Several school districts in Trumbull County could be joined together in a joint vocational education program for area high school youth, out-of-school youth and adults. The programs to be offered at this facility were to include such areas as agriculture, business education, distributive education, home economic education, and trade and industrial education.
If this joint vocational facility was to go into operation, it had to have a sponsoring board of education. The first sponsoring board of education was Niles City Schools: it was followed by Hubbard Exempted Village School District. Each school system that wanted to belong to the joint vocational school district had to send a letter of intent to join the district. Those letters of intent were turned over to the State Board of Education. In August of 1966, the first board of education was organized for the Trumbull County Joint Vocational School District.
In 1974, the original vocational district was to dissolve. The Gordon D. James Career Center was built in Lordstown. This vocational district would include Mineral Ridge, Niles City Schools, Lordstown, McDonald, and Howland. At the same time the school districts of Hubbard, Newton Falls, Champion, Southington, Fowler-Vienna, Bloomfield-Mespo, and Farmington reorganized in the in the district of the Trumbull County Joint Vocational School.
In 1975 a multi-purpose levy was passed. The school districts of LaBrae, Bristol, Maplewood, Badger, Liberty, Girard, Lakeview, and Brookfield would join the Trumbull County Joint Vocational School District. These fifteen school districts would be under the guidance of Leo Difford, who was the Trumbull County's Director of Vocational Education in the Trumbull County Joint Vocational School District and who later became superintendent of that district.
After the levy passed, the process of the actual building of the facility began. Eighty-two acres of property on Mahoning Avenue had been selected for the site of the vocational school.
The groundbreaking of the Trumbull County Joint Vocational School occurred on April 15, 1977. There are 240,000 square feet of space in the building. There are four acres of ground under its roof, and a total of eighteen acres combining the parking lot and the building.

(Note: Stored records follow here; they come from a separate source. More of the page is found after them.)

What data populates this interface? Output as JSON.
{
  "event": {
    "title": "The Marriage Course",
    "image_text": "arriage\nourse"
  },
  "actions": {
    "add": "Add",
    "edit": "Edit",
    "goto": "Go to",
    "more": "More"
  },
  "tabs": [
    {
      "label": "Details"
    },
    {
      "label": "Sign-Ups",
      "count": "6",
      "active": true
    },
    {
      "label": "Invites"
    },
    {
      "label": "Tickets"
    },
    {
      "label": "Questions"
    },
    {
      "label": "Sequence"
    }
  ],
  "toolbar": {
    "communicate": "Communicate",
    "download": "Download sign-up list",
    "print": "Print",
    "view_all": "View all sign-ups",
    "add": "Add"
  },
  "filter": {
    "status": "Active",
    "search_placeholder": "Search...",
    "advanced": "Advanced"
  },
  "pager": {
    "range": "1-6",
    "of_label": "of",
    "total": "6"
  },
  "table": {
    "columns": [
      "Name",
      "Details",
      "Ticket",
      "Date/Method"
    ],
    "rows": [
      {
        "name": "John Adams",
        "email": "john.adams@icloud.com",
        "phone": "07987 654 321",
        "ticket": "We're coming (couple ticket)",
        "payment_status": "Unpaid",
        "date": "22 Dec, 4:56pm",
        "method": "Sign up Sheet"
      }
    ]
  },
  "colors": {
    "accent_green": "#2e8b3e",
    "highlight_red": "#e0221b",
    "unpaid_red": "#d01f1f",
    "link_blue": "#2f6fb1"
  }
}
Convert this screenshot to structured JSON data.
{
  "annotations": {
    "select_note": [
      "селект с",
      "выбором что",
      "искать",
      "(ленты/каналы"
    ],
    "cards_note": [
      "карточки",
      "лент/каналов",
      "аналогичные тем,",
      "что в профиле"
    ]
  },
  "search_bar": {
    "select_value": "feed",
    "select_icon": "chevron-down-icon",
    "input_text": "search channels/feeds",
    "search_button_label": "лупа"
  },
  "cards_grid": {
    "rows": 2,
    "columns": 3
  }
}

The total cost of this facility was 9.5 million dollars of which 4.84 million dollars came from the multi-purpose levy. Matching funds from the State of Ohio totaled 4.61 million dollars.
Of the 49 vocational districts in the State of Ohio, Trumbull County was one of the last vocational facilities to go into operation. The Trumbull County Joint Vocational School opened its doors to students on September 6, 1978; dedication ceremonies occurred on November 12, 1978. Board members at the time of the dedication included: Thomas M. Cooksey, Jr., President; Stanley Woofter, Vice President; Ronnie L. Burke; Marjorie Fenton; Beverly A. Friend; Ray L. Hicks; Albert Nye; and Beverly A. Richards, Treasurer.
Ohio is one of the few states which have a diversified and complete program in vocational education. With the completion of the Trumbull County Joint Vocational School, 97.4% of youths and adults have vocational education available to them to gain the necessary skills and technical knowledge to obtain a job or to prepare to advance to a better job.